“In our new estates we’re looking at water treatments. We had quite a good experience with Penrith Council [west of Sydney] where we were able to treat the water run-off in grass verges using natural filtration. We worked with them to come up with a good solution,” says Otter.
At an Erskine Park development in western Sydney Australand looked at installing solar panels for energy generation but opted instead for a co-generation plant and split the costs with the tenant.
“It wasn’t economical to use solar. We can’t use all the heat from the co-gen so we allow it to dissipate. It is still quite a good result,” says Otter.
“Solar will become more viable. At the moment the main issue is the weight and the capital cost. Suction because of the large roof space and wind factors are also a problem.”
Paul O’Brien, general manager, Investa Land Victoria, says clients are definitely cost driven and while this may dictate how far developers can go with sustainable features, Investa is pushing the envelope as far as it can.
“You have to be careful not to impose costs on industrial clients but we are looking at all the areas where we can do more,” says O’Brien.
Investa is actively involved in water-sensitive urban design in its industrial projects, particularly where they are located close to residential areas or wetlands.
O’Brien believes there is enormous potential for more re-use of the water running off the roofs of industrial developments but regulatory changes would be needed before it can be put back into the water system.
“Zinc and other materials come off industrial roofs so we treat this near the entry point to the retarding basin.”
Another area where developers could do more was to use more recyclable materials. This includes metal rather than pre-cast structures. The fire rating varies for pre-cast and metal with more set-back from perimeters required for metal so more land may be required if metal is used.
“We are looking at whether it is more economically viable to buy more land and use more renewable materials. You could build the same size builiding but it is cheaper with metal.” Says O’Brien.
Victor Georos, GPT’s head of industrial and business parks, says a key factor in making an industrial project sustainable is locating it near major transport infrastructure and other industrial operators. This ensures supply chain efficiency and economies of scale.
“The hub and spoke principal is very important,” says Georos. “ At Somerton we secured a national distribution centre for Coles about three years ago. Master Foods is across the road as well as Kraft Foods and Woolworths.
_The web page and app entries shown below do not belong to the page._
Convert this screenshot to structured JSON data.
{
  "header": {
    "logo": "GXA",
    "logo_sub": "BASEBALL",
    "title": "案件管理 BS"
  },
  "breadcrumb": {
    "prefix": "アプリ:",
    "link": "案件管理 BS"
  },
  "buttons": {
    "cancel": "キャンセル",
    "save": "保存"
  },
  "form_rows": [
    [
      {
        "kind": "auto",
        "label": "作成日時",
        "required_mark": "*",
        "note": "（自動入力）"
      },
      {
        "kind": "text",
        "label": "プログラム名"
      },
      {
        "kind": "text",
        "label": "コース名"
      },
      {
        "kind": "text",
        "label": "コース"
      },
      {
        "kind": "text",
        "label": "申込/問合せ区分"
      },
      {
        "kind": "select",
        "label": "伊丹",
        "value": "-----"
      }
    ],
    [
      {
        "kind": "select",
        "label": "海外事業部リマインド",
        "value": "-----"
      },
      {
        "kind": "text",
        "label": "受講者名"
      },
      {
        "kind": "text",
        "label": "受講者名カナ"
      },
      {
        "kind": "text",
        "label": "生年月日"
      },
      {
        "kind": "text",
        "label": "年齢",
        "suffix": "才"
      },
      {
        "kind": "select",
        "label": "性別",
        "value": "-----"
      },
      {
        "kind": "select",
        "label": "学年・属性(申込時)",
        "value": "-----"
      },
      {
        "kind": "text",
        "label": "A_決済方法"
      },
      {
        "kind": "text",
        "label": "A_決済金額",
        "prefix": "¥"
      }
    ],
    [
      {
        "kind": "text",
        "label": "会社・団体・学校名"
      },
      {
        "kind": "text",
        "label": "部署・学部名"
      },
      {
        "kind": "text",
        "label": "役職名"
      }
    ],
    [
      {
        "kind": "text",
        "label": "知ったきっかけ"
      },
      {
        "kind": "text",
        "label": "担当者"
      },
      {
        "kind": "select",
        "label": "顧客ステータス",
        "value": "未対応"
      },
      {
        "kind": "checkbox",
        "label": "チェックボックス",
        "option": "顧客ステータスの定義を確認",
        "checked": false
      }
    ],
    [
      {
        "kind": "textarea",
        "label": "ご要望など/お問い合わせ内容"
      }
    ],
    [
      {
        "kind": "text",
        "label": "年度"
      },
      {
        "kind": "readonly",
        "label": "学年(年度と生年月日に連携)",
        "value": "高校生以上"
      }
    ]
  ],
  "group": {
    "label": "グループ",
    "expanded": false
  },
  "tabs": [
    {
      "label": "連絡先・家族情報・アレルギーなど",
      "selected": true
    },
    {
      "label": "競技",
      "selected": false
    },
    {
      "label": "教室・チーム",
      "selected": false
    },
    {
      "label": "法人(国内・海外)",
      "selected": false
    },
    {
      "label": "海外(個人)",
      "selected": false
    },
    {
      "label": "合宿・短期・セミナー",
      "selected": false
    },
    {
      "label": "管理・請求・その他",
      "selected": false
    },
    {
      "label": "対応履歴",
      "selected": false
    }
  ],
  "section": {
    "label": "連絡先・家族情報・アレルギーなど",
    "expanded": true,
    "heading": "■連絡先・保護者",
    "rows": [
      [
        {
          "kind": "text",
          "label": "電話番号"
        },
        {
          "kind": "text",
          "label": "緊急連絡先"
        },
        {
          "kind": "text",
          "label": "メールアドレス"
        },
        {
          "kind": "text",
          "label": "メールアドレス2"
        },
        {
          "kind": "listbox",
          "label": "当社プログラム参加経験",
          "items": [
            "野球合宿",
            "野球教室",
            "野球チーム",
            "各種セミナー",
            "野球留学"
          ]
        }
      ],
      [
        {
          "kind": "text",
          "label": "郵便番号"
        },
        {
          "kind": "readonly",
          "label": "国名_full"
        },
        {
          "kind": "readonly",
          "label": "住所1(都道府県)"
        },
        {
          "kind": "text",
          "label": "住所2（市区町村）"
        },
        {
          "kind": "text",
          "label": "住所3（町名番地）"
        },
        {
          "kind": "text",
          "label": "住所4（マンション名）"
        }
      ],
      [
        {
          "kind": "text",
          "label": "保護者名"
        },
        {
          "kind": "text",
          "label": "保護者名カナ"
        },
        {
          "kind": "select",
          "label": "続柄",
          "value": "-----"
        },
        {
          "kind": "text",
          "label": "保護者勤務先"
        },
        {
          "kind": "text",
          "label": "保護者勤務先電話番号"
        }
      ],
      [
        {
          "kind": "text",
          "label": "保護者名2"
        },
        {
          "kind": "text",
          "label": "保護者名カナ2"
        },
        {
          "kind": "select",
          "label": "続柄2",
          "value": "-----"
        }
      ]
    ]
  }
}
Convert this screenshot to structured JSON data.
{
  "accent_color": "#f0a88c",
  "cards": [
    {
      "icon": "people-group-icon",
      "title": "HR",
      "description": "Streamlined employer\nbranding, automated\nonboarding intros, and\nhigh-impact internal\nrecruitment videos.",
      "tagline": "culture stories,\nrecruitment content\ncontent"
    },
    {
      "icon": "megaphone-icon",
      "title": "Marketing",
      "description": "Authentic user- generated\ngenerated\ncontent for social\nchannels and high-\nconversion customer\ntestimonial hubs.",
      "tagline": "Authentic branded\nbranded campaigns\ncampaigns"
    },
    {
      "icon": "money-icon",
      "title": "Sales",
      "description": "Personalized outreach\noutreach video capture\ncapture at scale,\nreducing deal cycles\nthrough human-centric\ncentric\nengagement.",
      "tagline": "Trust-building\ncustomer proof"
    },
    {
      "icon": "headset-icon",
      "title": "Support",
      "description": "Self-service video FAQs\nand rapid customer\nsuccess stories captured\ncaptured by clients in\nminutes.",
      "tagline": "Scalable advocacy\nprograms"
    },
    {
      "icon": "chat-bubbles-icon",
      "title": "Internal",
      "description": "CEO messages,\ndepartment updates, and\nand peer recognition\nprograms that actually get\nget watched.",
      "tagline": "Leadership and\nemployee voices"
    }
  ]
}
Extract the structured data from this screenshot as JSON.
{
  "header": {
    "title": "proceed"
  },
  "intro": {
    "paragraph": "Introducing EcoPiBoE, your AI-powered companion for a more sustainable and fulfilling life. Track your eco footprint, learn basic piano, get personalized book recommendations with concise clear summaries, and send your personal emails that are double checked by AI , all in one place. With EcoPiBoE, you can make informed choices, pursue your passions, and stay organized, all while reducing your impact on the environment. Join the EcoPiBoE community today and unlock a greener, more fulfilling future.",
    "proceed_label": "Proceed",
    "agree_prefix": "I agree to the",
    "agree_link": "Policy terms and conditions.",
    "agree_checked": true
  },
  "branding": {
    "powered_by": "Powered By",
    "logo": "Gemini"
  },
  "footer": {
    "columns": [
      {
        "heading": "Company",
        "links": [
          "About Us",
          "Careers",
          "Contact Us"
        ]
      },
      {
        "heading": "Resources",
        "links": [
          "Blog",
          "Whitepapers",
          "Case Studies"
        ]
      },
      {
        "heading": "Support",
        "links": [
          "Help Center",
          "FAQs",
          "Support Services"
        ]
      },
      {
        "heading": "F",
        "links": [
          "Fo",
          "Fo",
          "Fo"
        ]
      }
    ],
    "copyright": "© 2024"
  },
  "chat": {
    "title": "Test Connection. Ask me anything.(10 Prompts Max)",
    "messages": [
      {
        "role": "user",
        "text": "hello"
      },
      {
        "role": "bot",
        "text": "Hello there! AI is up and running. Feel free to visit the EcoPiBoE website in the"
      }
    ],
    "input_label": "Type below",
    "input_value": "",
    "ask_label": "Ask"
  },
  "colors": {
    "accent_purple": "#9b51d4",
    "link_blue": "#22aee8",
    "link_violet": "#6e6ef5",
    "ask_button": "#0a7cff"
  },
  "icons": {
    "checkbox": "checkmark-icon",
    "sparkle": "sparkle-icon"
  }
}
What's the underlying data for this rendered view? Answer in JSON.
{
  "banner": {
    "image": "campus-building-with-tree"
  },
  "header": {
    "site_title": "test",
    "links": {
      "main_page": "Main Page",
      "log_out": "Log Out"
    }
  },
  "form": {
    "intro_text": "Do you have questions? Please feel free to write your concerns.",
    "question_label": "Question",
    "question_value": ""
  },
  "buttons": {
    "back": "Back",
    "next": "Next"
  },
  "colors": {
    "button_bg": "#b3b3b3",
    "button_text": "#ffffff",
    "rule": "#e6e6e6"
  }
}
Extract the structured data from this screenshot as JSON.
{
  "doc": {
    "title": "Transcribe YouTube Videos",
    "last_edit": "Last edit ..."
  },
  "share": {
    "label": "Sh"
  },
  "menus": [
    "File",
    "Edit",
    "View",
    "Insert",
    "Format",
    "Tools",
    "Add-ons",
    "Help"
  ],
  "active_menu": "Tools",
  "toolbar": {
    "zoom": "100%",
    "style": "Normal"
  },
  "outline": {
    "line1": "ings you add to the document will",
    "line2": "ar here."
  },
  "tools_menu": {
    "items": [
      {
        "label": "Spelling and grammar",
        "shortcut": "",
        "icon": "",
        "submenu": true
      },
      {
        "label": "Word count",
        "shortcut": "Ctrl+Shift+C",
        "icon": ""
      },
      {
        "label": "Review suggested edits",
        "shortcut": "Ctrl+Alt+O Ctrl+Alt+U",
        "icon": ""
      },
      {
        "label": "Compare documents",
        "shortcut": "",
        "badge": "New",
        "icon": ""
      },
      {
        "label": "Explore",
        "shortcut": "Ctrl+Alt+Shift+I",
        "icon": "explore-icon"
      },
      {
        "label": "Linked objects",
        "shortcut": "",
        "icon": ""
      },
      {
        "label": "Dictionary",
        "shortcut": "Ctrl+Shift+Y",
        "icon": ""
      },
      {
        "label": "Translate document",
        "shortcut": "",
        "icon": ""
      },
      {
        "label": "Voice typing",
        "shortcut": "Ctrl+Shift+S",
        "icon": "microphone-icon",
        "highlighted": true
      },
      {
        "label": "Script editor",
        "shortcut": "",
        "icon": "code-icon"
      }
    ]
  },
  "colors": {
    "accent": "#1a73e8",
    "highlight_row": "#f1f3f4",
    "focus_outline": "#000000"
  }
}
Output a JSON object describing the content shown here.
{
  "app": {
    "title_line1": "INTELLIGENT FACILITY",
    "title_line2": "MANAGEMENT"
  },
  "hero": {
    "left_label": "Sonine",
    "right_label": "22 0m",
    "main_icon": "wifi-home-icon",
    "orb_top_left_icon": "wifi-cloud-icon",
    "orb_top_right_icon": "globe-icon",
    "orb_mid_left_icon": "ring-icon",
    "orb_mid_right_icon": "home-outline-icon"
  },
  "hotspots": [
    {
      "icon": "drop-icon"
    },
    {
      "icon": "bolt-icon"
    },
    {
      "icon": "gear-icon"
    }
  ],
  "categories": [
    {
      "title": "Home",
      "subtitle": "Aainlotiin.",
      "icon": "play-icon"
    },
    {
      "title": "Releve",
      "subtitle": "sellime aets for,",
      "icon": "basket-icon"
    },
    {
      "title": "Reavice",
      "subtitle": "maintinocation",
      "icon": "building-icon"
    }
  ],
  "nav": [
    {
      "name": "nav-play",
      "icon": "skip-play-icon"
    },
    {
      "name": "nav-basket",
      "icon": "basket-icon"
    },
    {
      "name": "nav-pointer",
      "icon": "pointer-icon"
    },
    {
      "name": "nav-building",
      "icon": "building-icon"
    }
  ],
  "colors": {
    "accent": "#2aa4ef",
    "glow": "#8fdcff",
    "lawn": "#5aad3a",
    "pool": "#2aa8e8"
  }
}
Coles provides the hub for the others.”
Features that clients expect include energy efficient lighting with zoning and sensors, transluscent roofing and water tanks for water re-use.
“Tenants are driven mainly by cost but for us it is about future proofing our buildings so we have the most energy efficient lights, water detention tanks and more recyclable materials as a minimum.
“Clients may say they want to be highly sustainable but cost wise it’s hard to get co-gen or tri-gen off the ground.”
Solar will be the next big thing, says Georos. “It is getting cheaper and more efficient and it will not be long before the whole roof is used for solar panels. To ensure we’re ready for that we are strengthening roofs so that they can carry solar panels in the future. We’re also making sure the buildings are oriented correctly to capture the optimum amount of sun.”
But it is the pricing of carbon that will really transform the way industrial buildings are used and constructed.
“Carbon pricing will affect the cost of buildings and it will be a big influence in planning and design. Developers are taking the lead in sustainability and once we understand the consequences of carbon pricing we will be able to plan better and to introduce sustainable options that are part of the base building. If a carbon tax is brought in the whole solar equation, for example, could change overnight,” says Georos.